Any surgical procedure carries a risk of keloid formation in certain individuals. This is especially true when the surgery takes place on the shoulders and upper chest or back. In this circumstance, there’s a reasonable expectation that a keloid may form despite your best efforts.
While a keloid may be inevitable, certain steps can be taken to minimize this possibility. The epidermoid cyst can be removed by a keyhole technique. For example, the cyst can be entered through a 4 mm punch biopsy. The contents of the cyst can be expressed through the small hole. The lining of the cyst can be grasped by using forceps or using a curette. The cyst wall can then be extracted through the 4 mm punch hole. This can be sutured leaving a very small scar.

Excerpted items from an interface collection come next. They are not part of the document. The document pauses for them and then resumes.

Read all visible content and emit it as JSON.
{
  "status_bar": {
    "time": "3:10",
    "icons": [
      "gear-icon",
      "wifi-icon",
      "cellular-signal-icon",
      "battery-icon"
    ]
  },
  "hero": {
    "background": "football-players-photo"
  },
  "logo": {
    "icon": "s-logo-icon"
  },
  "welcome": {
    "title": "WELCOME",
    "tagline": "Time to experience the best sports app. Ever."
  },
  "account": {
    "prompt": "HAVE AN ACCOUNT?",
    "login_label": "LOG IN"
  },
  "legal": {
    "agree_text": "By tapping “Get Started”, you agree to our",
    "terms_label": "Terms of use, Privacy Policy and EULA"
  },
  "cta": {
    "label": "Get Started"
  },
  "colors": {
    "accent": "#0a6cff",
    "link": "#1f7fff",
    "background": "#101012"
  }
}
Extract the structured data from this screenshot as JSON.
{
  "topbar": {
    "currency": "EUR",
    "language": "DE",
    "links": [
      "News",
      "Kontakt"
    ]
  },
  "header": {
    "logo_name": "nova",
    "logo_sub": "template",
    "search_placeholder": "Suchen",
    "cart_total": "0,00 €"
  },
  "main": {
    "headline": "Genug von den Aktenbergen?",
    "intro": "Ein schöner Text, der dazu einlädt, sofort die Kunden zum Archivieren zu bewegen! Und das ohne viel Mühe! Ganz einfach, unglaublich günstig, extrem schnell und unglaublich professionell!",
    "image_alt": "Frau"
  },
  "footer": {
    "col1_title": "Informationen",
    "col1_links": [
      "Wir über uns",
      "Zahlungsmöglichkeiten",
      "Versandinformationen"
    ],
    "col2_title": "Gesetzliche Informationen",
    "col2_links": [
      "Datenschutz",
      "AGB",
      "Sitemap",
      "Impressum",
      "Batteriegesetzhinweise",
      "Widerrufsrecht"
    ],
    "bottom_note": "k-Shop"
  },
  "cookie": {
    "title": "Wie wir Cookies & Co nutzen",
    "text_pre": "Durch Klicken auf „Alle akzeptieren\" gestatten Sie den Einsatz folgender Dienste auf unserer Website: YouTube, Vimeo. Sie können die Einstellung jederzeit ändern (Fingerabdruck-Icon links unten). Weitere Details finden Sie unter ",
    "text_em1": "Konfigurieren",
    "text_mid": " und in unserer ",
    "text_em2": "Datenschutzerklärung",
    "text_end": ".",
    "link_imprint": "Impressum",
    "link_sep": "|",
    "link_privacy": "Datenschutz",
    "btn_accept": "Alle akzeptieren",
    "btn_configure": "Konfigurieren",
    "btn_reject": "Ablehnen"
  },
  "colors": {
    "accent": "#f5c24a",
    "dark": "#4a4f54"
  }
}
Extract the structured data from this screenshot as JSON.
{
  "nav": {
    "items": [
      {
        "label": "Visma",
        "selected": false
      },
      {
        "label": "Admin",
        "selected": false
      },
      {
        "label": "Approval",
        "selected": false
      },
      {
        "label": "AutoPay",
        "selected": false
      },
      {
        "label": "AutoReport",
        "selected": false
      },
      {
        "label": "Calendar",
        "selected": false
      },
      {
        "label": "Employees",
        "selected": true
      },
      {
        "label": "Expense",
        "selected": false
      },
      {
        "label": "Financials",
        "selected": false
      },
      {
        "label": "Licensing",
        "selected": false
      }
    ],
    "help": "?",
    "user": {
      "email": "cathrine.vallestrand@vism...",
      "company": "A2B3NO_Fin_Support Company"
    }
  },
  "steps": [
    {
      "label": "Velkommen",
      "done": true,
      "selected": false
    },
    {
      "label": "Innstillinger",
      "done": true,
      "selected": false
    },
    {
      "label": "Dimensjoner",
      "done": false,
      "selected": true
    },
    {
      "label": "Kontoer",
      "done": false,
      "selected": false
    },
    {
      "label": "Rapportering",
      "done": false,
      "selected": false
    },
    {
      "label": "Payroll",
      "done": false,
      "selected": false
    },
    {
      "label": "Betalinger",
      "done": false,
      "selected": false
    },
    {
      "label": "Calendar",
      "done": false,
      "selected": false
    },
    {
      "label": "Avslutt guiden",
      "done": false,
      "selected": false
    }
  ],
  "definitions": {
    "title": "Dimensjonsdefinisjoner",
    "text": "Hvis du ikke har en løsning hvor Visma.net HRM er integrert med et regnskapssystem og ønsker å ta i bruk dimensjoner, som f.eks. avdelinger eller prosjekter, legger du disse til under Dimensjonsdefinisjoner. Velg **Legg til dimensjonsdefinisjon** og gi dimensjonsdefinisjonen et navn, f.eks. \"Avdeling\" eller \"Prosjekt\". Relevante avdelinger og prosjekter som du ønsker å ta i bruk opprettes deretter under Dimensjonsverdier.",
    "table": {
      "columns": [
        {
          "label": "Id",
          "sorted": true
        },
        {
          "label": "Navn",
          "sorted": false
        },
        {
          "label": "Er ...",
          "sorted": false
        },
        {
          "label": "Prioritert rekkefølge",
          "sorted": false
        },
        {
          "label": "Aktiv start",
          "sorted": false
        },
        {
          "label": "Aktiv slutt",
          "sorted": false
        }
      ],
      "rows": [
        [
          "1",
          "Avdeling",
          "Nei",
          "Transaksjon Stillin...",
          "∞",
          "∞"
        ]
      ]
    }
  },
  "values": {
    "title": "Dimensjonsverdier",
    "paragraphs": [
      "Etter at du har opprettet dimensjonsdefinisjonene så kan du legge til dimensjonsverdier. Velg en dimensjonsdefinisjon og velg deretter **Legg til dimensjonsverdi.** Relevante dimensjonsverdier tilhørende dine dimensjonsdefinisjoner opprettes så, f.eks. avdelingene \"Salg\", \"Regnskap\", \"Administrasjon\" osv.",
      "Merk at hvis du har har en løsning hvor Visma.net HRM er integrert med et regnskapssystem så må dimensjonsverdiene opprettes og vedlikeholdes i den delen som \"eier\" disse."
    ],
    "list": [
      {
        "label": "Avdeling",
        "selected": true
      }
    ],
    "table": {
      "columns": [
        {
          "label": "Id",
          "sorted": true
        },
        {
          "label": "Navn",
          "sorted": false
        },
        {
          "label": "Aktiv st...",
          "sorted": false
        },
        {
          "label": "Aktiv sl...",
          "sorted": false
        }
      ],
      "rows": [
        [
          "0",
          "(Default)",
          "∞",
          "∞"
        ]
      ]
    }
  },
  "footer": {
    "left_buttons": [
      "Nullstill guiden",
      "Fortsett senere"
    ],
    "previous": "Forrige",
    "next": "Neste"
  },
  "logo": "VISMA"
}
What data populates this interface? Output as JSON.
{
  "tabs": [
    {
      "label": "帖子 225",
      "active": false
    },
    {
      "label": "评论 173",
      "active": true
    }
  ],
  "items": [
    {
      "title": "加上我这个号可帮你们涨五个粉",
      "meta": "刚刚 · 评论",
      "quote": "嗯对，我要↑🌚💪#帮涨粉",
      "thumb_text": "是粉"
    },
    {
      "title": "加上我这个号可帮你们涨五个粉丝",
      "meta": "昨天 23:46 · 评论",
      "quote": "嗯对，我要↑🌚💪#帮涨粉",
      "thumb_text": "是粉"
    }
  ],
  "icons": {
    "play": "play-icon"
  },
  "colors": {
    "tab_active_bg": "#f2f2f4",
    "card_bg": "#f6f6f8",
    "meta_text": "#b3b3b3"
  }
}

I’d recommend that the patient return for examination at 4 to 6 weeks post-surgery. If there is evidence of keloid formation, the keloid scar can be injected with intralesional steroid. In this way you can minimize the degree of scarring.